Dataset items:
▬▬▬▬▬▬

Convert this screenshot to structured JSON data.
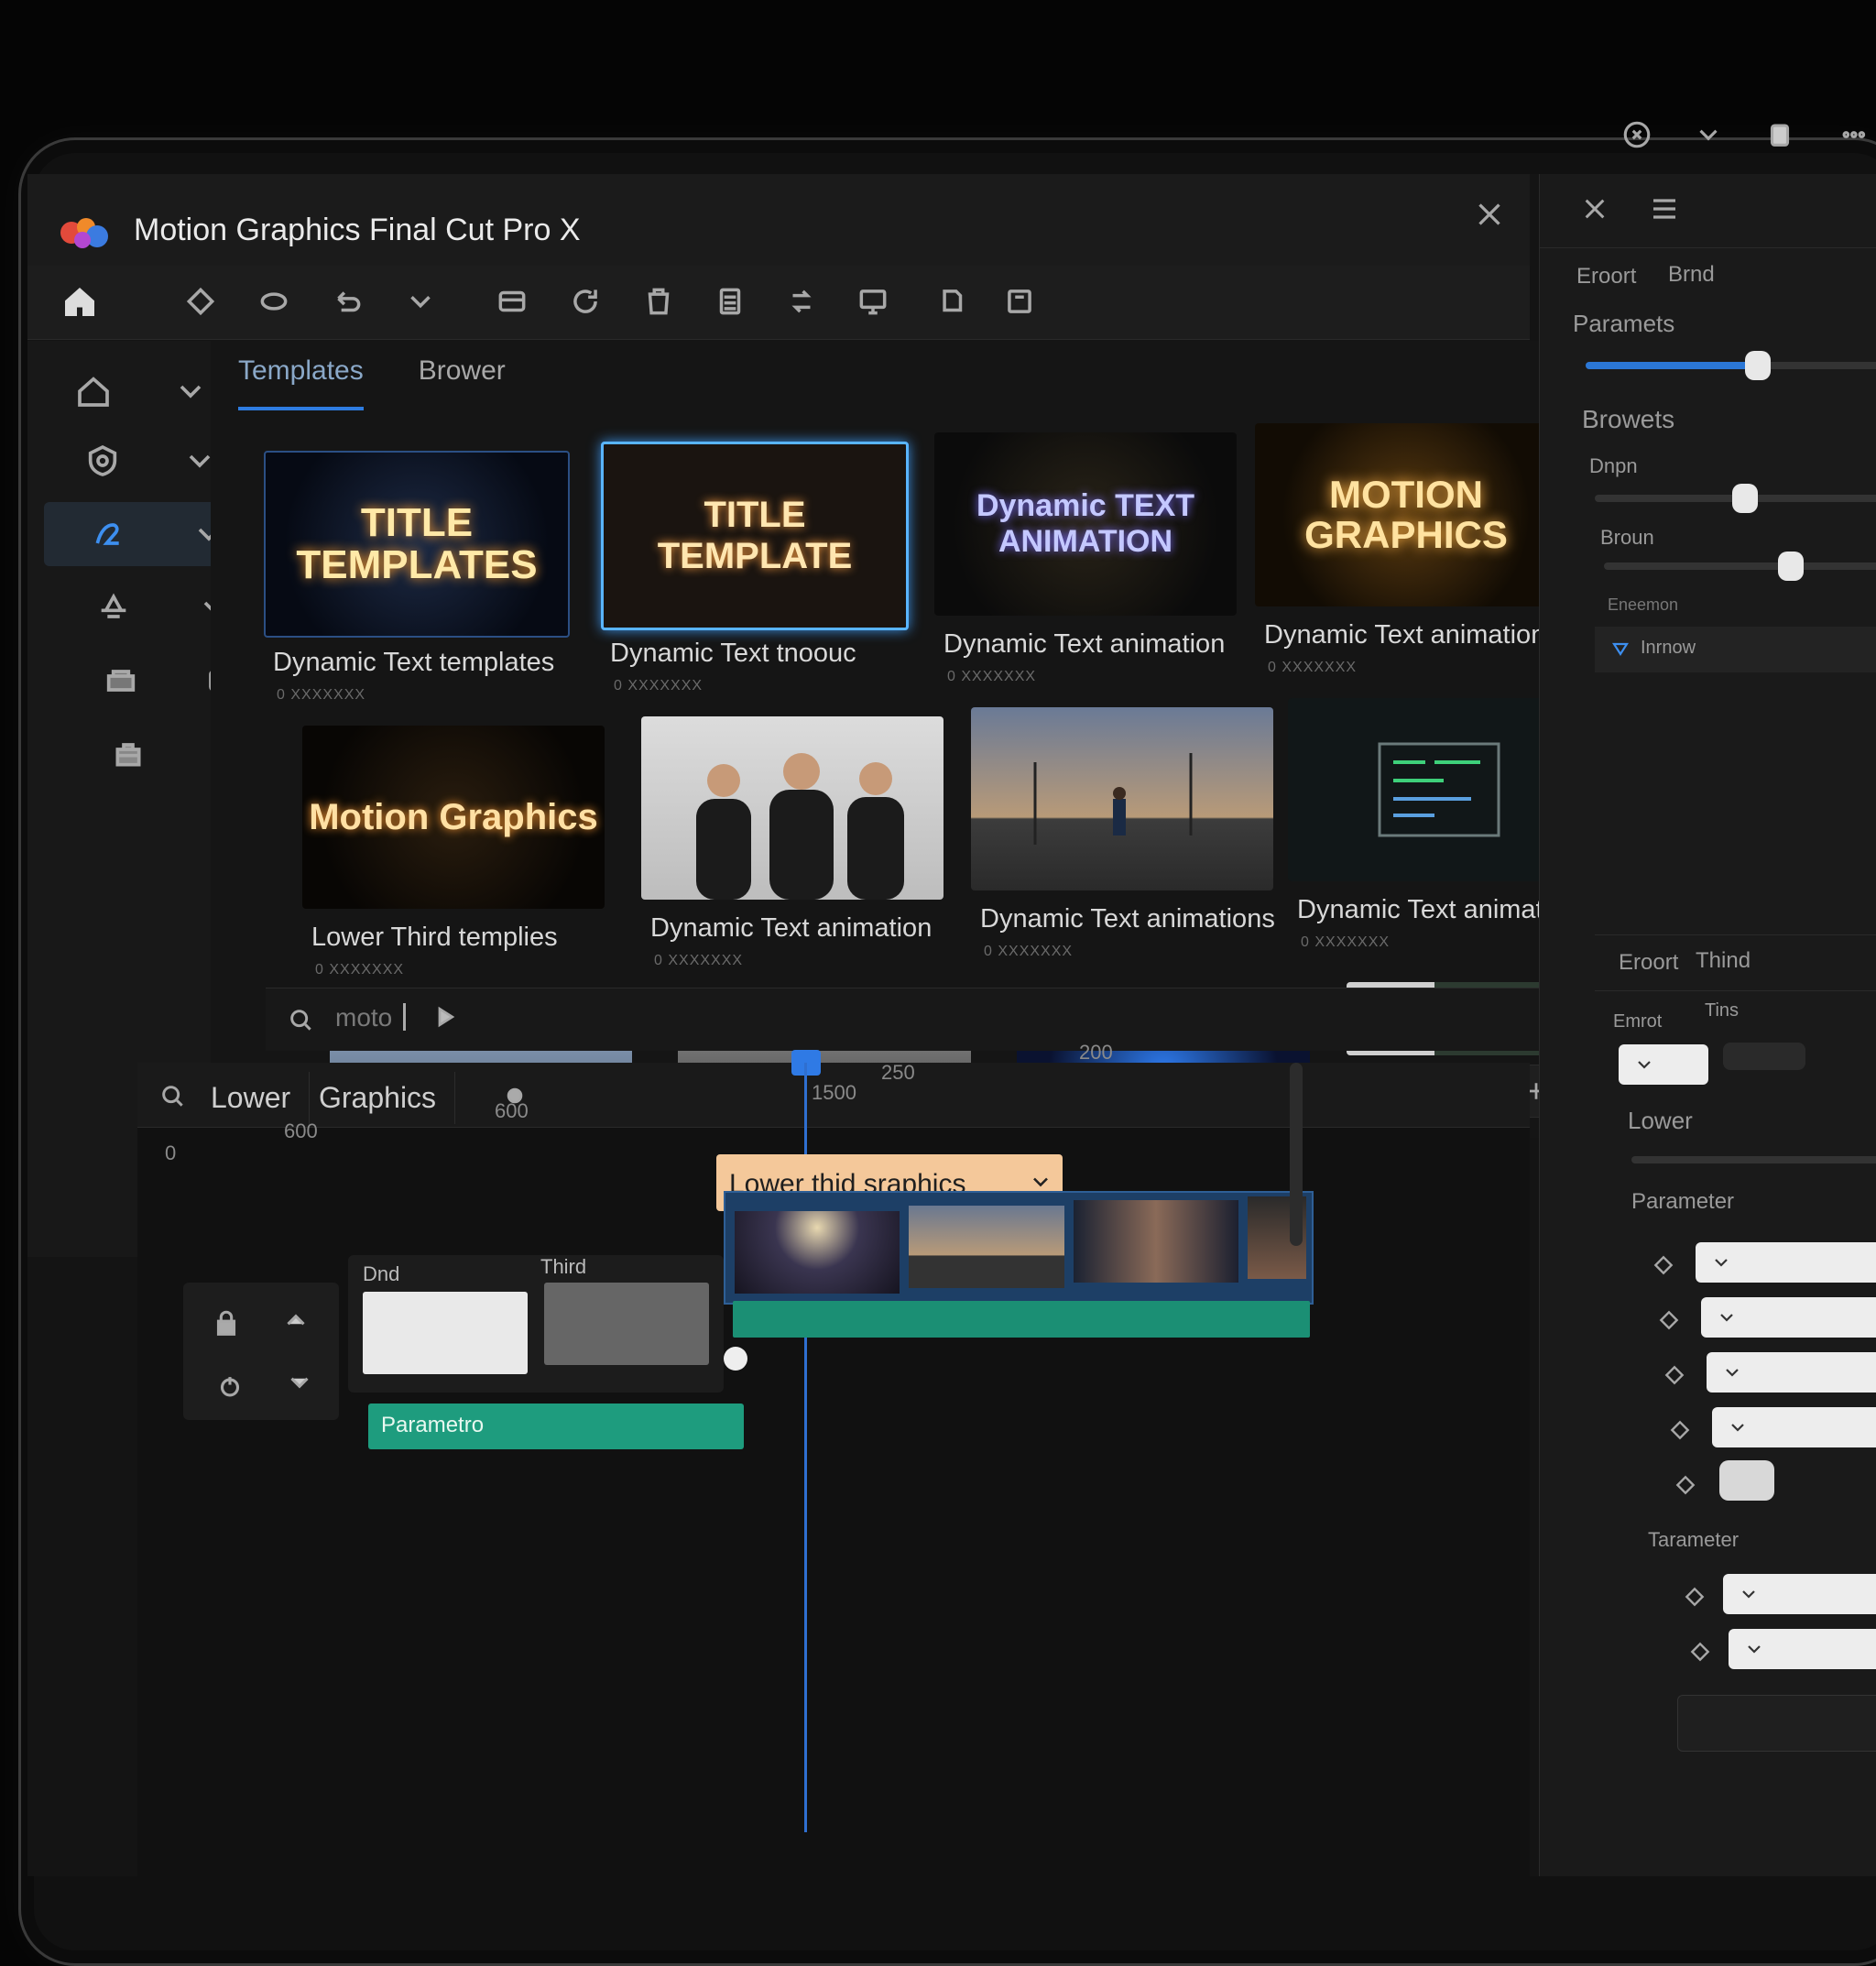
{
  "window": {
    "title": "Motion Graphics  Final Cut Pro X"
  },
  "system_tray": {
    "icons": [
      "close-circle-icon",
      "chevron-down-icon",
      "clipboard-icon",
      "ellipsis-icon"
    ]
  },
  "toolbar": {
    "icons": [
      "home-icon",
      "tag-icon",
      "link-icon",
      "chevron-down-icon",
      "layers-icon",
      "refresh-icon",
      "trash-icon",
      "list-icon",
      "rotate-icon",
      "monitor-icon",
      "copy-icon",
      "frame-icon"
    ]
  },
  "browser": {
    "tabs": [
      "Templates",
      "Brower"
    ],
    "cards": [
      {
        "thumb_text": "TITLE TEMPLATES",
        "label": "Dynamic Text templates",
        "meta": "0 XXXXXXX"
      },
      {
        "thumb_text": "TITLE TEMPLATE",
        "label": "Dynamic Text tnoouc",
        "meta": "0 XXXXXXX"
      },
      {
        "thumb_text": "Dynamic TEXT ANIMATION",
        "label": "Dynamic Text animation",
        "meta": "0 XXXXXXX"
      },
      {
        "thumb_text": "MOTION GRAPHICS",
        "label": "Dynamic Text animation",
        "meta": "0 XXXXXXX"
      },
      {
        "thumb_text": "Motion Graphics",
        "label": "Lower Third templies",
        "meta": "0 XXXXXXX"
      },
      {
        "thumb_text": "",
        "label": "Dynamic Text animation",
        "meta": "0 XXXXXXX"
      },
      {
        "thumb_text": "",
        "label": "Dynamic Text animations",
        "meta": "0 XXXXXXX"
      },
      {
        "thumb_text": "",
        "label": "Dynamic Text animation",
        "meta": "0 XXXXXXX"
      }
    ],
    "search_text": "moto"
  },
  "right_panel": {
    "top_tabs": [
      "Eroort",
      "Brnd"
    ],
    "sections": [
      "Paramets",
      "Browets",
      "Dnpn",
      "Broun",
      "Eneemon",
      "Inrnow"
    ],
    "lower_tabs": [
      "Eroort",
      "Thind"
    ],
    "lower_labels": [
      "Emrot",
      "Tins",
      "Lower",
      "Parameter",
      "Tarameter"
    ],
    "slider_values": [
      0.56,
      0.45,
      0.6,
      0.92
    ]
  },
  "timeline": {
    "tabs": [
      "Lower",
      "Graphics"
    ],
    "ruler": [
      "0",
      "600",
      "600",
      "1500",
      "250",
      "200"
    ],
    "clip_title": "Lower thid sraphics",
    "track_labels": [
      "Dnd",
      "Third"
    ],
    "audio_label": "Parametro"
  },
  "colors": {
    "accent": "#2e7ce0",
    "clip_orange": "#f4c89a",
    "track_green": "#1e9c7e",
    "filmstrip_blue": "#1d3f66"
  }
}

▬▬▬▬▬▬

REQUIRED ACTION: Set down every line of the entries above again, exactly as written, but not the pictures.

YOUR SOLUTION:
Convert this screenshot to structured JSON data.
{
  "window": {
    "title": "Motion Graphics  Final Cut Pro X"
  },
  "system_tray": {
    "icons": [
      "close-circle-icon",
      "chevron-down-icon",
      "clipboard-icon",
      "ellipsis-icon"
    ]
  },
  "toolbar": {
    "icons": [
      "home-icon",
      "tag-icon",
      "link-icon",
      "chevron-down-icon",
      "layers-icon",
      "refresh-icon",
      "trash-icon",
      "list-icon",
      "rotate-icon",
      "monitor-icon",
      "copy-icon",
      "frame-icon"
    ]
  },
  "browser": {
    "tabs": [
      "Templates",
      "Brower"
    ],
    "cards": [
      {
        "thumb_text": "TITLE TEMPLATES",
        "label": "Dynamic Text templates",
        "meta": "0 XXXXXXX"
      },
      {
        "thumb_text": "TITLE TEMPLATE",
        "label": "Dynamic Text tnoouc",
        "meta": "0 XXXXXXX"
      },
      {
        "thumb_text": "Dynamic TEXT ANIMATION",
        "label": "Dynamic Text animation",
        "meta": "0 XXXXXXX"
      },
      {
        "thumb_text": "MOTION GRAPHICS",
        "label": "Dynamic Text animation",
        "meta": "0 XXXXXXX"
      },
      {
        "thumb_text": "Motion Graphics",
        "label": "Lower Third templies",
        "meta": "0 XXXXXXX"
      },
      {
        "thumb_text": "",
        "label": "Dynamic Text animation",
        "meta": "0 XXXXXXX"
      },
      {
        "thumb_text": "",
        "label": "Dynamic Text animations",
        "meta": "0 XXXXXXX"
      },
      {
        "thumb_text": "",
        "label": "Dynamic Text animation",
        "meta": "0 XXXXXXX"
      }
    ],
    "search_text": "moto"
  },
  "right_panel": {
    "top_tabs": [
      "Eroort",
      "Brnd"
    ],
    "sections": [
      "Paramets",
      "Browets",
      "Dnpn",
      "Broun",
      "Eneemon",
      "Inrnow"
    ],
    "lower_tabs": [
      "Eroort",
      "Thind"
    ],
    "lower_labels": [
      "Emrot",
      "Tins",
      "Lower",
      "Parameter",
      "Tarameter"
    ],
    "slider_values": [
      0.56,
      0.45,
      0.6,
      0.92
    ]
  },
  "timeline": {
    "tabs": [
      "Lower",
      "Graphics"
    ],
    "ruler": [
      "0",
      "600",
      "600",
      "1500",
      "250",
      "200"
    ],
    "clip_title": "Lower thid sraphics",
    "track_labels": [
      "Dnd",
      "Third"
    ],
    "audio_label": "Parametro"
  },
  "colors": {
    "accent": "#2e7ce0",
    "clip_orange": "#f4c89a",
    "track_green": "#1e9c7e",
    "filmstrip_blue": "#1d3f66"
  }
}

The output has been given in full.